Session 9 (2001)


I wasn’t aware of Brad Anderson’s “Session 9,” when it first came out with a limited release, but I’m glad I was finally able to see it, as it’s definitely something different and unique. Filming with digital injects the movie with a lot of dread and tension along with a more realistic feeling. The atmosphere is incredible with its dark corners of the setting often feeling ominous and harrowing.

Gordon Flemming (Peter Mullan) and Phil (David Caruso) are two asbestos cleaners that team for a job to clean an old abandoned Insane Asylum before it opens up again. With warnings from locals, they’re told the Asylum is haunted and still has some demons in it. They heed their warnings but decide to take on the job regardless. Little do they know that beneath the asbestos, they will find something potentially life threatening. Gordon Flemming is a man struggling with his new unwanted life as he scrounges for a job, while Caruso’s character is a druggie who is still getting over his ex-wife.

The setting alone is a character with every corridor shifting moods leaving the audience wondering if something is lurking in the corners. Peter Mullan and David Caruso give excellent performances as two friends who never see eye to eye with the job, providing a tension that adds to the already uneasy scenario.

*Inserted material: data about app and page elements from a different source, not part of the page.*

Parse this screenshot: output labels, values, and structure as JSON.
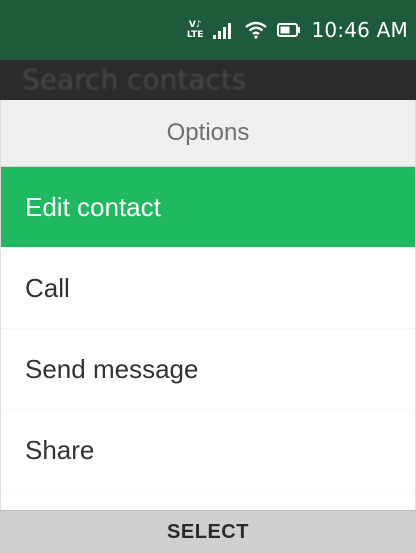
{
  "status_bar": {
    "volte_top": "V♪",
    "volte_bottom": "LTE",
    "time": "10:46 AM",
    "icons": [
      "volte-lte-icon",
      "signal-icon",
      "wifi-icon",
      "battery-icon"
    ]
  },
  "background_screen": {
    "search_placeholder": "Search contacts"
  },
  "options_menu": {
    "title": "Options",
    "items": [
      {
        "label": "Edit contact",
        "selected": true
      },
      {
        "label": "Call",
        "selected": false
      },
      {
        "label": "Send message",
        "selected": false
      },
      {
        "label": "Share",
        "selected": false
      }
    ]
  },
  "softkeys": {
    "center": "SELECT"
  },
  "colors": {
    "status_bar": "#1d5b3a",
    "accent": "#1fba5f",
    "softkey_bar": "#cfcfcf"
  }
}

The entire movie is like one giant jigsaw puzzle, with a very plot-driven narrative, and when all the pieces puzzle come crashing together, it’s a jaw-dropper and utterly disturbing. Audiences looking for a quick scare here and there won’t find it here as Brad Anderson’s horror thriller is a stunning piece of art. What “Session 9” lacks in the commercial appeal, it more than makes up for in brains, and a brilliant, morbid peek in to human psychology.